Rupesh Maurya, Krishna Swamy, Volker Loeschcke & Subhash Rajpurohit
Insects are susceptible to dehydration and change in atmospheric humidity could affect their fitness. To understand the impacts of humidity changes on insect’s reproductive fitness we released an outcrossed Drosophila melanogaster population to outdoor mesocosm units and tracked their fecundity over ninety days under progressively developing summer season. The study was carried out in a tropical urban garden. Often temperature has been found to be the key player in changes in reproductive output in a...

Data from: Nationwide trends in incidence and mortality of stroke among younger and older adults in Denmark

Nils Skajaa
Objective: To investigate the extent to which the incidence and mortality of a first-time stroke among younger and older adults changed from 2005 to 2018 in Denmark using nationwide registries. Methods: We used the Danish Stroke Registry and the Danish National Patient Registry to identify patients aged 18–49 years (younger adults) and those aged 50+ years (older adults) with a first-time ischemic stroke, intracerebral hemorrhage, or subarachnoid hemorrhage. We computed age-standardized incidence rates and 30-day...

Registration Year

  • 2020

Resource Types

  • Dataset
  • Audiovisual
  • Text

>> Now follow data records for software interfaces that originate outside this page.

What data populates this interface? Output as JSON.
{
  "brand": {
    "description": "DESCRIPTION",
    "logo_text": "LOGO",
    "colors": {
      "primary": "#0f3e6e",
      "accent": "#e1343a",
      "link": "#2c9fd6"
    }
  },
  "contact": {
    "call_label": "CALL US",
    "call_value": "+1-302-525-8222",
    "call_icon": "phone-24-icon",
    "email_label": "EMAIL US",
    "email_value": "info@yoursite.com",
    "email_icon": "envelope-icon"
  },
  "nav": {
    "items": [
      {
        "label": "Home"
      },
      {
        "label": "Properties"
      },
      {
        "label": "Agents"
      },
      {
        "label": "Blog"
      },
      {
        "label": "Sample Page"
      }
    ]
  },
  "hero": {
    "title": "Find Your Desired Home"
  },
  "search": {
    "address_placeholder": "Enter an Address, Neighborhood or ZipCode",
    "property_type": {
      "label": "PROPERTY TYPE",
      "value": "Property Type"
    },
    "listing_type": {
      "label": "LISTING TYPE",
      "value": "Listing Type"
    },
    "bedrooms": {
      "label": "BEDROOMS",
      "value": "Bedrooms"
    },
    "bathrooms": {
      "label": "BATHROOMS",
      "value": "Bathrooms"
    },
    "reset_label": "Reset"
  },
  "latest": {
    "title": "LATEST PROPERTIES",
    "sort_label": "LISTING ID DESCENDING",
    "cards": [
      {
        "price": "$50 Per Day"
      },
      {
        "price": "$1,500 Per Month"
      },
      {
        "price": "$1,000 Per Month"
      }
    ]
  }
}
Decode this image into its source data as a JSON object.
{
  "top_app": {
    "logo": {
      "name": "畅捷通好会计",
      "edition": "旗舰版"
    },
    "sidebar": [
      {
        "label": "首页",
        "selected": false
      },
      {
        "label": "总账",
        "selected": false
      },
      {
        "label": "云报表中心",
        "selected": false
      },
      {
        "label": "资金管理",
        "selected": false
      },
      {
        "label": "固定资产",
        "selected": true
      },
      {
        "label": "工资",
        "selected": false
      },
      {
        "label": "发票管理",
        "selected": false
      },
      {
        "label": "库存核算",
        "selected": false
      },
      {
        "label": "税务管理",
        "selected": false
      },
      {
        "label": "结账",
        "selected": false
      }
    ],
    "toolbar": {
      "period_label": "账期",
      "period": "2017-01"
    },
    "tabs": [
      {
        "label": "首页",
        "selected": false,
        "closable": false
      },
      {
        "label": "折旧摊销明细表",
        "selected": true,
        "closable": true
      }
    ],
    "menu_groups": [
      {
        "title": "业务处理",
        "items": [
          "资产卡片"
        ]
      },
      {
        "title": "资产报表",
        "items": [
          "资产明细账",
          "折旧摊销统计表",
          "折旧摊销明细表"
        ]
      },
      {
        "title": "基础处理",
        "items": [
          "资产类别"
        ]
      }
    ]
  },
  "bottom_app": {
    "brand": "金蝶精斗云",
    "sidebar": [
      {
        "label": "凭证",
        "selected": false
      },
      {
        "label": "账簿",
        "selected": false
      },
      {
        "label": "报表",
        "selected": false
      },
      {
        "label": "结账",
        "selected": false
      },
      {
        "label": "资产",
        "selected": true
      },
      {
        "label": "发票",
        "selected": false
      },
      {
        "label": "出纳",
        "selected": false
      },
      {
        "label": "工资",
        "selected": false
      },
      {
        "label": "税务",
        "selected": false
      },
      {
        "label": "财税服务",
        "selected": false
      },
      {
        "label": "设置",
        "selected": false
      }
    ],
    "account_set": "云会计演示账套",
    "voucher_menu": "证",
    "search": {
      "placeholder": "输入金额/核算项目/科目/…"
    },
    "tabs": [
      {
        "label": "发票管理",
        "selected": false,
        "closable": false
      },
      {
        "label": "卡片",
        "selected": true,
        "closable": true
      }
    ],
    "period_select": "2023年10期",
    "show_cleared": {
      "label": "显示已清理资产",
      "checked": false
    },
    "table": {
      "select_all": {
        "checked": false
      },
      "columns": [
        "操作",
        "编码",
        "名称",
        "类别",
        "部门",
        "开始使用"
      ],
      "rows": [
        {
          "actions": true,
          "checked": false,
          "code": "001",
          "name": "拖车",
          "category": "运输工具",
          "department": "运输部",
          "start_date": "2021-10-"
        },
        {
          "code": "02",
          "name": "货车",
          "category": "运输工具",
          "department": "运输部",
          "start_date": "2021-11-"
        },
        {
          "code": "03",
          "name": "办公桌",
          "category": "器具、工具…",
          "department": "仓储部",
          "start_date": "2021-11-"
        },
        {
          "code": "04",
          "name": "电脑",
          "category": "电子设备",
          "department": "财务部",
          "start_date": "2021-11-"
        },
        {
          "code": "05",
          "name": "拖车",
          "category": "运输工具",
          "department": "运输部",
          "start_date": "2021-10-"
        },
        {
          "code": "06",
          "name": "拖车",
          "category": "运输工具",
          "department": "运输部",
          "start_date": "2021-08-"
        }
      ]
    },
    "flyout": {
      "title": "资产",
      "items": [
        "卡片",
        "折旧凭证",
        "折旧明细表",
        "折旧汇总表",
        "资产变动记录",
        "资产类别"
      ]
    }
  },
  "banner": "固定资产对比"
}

  • Aarhus University
  • Pontificia Universidad Católica del Ecuador
  • University of Gothenburg
  • Aalborg University
  • Technical University of Denmark
  • Institut d'Investigació Biomédica de Bellvitge
  • Northwestern University
  • Instituto de Salud Pública de Navarra
  • Helmholtz Centre for Environmental Research
  • Azienda Ospedaliera Citta' Della Salute E Della Scienza Di Torino